The review looked at 40 of 118 "at risk" national park areas, and none in Alaska. But Interior is already investigating climate change-related sea level rise in 30 more areas -- including four in Alaska.
The report, produced by the National Park Service and Western Carolina University, is part of a full-court press by the Obama administration to demonstrate the high costs of climate change. The effort comes as the administration hopes to convince the public to support regulations to cut greenhouse gas emissions, especially from the nation's power plants. A final rule setting state-by-state caps on carbon emissions, one of the main components of earth-warming greenhouse gas, is due out later this summer.
"Climate change is visible at national parks across the country, but this report underscores the economic importance of cutting carbon pollution and making public lands more resilient to its dangerous impacts," Interior Secretary Sally Jewell said in a statement.
Costs come from damage to infrastructure, like roads, bridges and docks, especially due to increasingly damaging storms, as well as risks of some disappearing archeological sites. Interior cited scientists' projections that the nation can expect a 3-foot rise in sea level in the next 100 to 150 years.
But in some areas of Alaska, the impact is different -- "relative sea-level is decreasing because as land-based glaciers and ice sheets melt, land mass is actually rising faster than sea-levels," the Interior Department said Tuesday. That's because the weight of the ice is removed from the land surface.
So far, the report's authors have looked at 40 of 118 national parks the Park Service considers vulnerable to sea level rise, including two of the most visited parks -- Gateway National Recreation Area in New York City and Golden Gate National Recreation Area in San Francisco.
Interior is currently working on two new reports -- one providing park managers with adaptation strategies for protecting coastal assets, and another looking at the next 30 coastal areas on the list.
Four places in Alaska in the National Park System are among the next 30 to undergo review: the Aniakchak Preserve; Bering Land Bridge National Preserve; Cape Krusenstern National Monument; and Wrangell-St. Elias National Park and Preserve.
On the list of 118 parks not yet scheduled for review are six Alaska parks: Glacier Bay National Park and Preserve; Katmai National Park; Kenai Fjords National Park; Klondike Gold Rush National Historic Park; Lake Clark National Park; and Sitka National Historic Park.
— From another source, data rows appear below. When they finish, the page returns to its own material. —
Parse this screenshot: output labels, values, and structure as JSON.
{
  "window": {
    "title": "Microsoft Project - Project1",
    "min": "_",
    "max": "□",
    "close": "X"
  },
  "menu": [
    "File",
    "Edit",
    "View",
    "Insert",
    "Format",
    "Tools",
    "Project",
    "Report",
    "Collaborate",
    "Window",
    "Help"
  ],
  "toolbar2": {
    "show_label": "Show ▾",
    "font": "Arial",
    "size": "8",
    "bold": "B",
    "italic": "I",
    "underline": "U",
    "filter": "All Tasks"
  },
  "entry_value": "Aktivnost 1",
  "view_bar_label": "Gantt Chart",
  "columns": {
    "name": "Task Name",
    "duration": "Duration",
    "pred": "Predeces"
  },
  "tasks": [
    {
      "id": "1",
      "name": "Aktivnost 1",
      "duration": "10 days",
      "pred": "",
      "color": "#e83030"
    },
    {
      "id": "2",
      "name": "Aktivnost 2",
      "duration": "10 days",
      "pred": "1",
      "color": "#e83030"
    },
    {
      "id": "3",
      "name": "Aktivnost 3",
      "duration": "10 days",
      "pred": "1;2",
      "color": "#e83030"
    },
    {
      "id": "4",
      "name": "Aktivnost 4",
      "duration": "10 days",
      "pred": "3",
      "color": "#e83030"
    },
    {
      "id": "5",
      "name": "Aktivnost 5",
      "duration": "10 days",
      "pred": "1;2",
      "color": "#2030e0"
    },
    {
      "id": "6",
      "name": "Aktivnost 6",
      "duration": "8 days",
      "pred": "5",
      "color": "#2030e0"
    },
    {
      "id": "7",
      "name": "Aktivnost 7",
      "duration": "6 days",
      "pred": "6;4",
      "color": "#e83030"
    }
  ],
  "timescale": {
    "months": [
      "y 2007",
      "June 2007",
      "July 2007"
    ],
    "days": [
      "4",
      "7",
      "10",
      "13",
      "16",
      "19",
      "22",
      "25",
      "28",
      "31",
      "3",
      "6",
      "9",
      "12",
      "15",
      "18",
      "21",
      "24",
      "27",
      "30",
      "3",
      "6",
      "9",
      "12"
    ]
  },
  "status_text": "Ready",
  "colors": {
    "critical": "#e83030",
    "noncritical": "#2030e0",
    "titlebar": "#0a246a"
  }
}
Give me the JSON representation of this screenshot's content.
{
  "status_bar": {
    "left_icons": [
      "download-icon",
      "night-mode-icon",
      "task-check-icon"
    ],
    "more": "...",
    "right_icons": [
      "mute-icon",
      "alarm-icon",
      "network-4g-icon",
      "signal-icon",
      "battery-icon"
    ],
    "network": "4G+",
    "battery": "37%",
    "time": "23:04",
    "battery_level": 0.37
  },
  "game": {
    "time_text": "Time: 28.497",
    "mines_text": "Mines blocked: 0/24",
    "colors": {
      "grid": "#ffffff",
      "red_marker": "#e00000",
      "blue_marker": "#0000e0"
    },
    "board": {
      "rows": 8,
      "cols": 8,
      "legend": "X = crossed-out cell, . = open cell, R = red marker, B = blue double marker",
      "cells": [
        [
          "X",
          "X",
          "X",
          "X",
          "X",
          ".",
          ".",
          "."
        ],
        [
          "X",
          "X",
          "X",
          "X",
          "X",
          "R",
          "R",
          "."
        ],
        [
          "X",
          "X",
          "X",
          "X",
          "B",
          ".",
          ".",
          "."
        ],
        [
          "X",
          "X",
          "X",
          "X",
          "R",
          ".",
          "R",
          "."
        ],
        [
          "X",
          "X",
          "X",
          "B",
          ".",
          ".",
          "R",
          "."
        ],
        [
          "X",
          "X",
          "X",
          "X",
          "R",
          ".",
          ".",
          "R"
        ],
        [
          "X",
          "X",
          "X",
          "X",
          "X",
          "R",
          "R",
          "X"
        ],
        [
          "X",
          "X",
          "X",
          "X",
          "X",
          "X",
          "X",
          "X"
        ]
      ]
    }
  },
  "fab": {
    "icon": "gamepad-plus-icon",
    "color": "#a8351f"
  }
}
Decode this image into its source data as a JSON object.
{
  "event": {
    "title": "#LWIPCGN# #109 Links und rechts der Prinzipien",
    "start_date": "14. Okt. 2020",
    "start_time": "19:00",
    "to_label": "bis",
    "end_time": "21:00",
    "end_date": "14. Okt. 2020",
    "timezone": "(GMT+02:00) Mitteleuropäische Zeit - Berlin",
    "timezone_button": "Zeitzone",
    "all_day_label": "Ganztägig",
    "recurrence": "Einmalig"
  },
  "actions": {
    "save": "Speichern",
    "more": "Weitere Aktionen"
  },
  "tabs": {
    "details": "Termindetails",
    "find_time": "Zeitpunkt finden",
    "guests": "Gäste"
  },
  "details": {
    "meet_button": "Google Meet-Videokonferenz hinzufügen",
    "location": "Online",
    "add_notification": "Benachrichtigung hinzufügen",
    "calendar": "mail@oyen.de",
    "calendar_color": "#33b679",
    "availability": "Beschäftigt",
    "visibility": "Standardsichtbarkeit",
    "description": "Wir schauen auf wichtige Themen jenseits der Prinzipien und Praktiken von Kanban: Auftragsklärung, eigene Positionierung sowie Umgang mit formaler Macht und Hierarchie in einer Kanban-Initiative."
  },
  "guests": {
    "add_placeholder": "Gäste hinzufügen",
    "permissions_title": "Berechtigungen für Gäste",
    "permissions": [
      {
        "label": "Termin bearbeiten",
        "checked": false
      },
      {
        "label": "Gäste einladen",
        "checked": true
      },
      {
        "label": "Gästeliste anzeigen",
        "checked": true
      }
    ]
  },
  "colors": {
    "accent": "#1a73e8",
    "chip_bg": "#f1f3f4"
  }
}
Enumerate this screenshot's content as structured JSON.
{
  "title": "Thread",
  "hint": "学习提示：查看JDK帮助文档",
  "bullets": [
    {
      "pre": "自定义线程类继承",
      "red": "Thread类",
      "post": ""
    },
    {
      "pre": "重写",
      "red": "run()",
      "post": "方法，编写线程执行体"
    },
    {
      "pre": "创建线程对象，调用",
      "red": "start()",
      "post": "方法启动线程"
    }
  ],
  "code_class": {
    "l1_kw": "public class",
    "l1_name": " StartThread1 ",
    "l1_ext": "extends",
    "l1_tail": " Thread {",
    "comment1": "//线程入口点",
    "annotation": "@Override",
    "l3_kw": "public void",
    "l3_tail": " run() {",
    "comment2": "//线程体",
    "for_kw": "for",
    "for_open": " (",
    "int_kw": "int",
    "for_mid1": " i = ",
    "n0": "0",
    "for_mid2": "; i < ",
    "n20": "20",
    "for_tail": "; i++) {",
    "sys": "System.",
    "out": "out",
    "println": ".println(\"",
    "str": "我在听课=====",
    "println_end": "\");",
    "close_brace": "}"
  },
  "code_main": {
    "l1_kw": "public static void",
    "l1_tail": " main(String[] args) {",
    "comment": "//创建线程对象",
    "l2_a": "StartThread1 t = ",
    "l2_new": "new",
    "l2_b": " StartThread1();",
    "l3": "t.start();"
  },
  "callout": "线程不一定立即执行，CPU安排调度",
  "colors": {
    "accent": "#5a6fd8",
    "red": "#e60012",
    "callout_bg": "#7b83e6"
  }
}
"Hopefully, this project will help to bring attention to the serious need for broader guidance related to climate change adaptation, not only at the park level, but also by the NPS regional and national levels," the report says.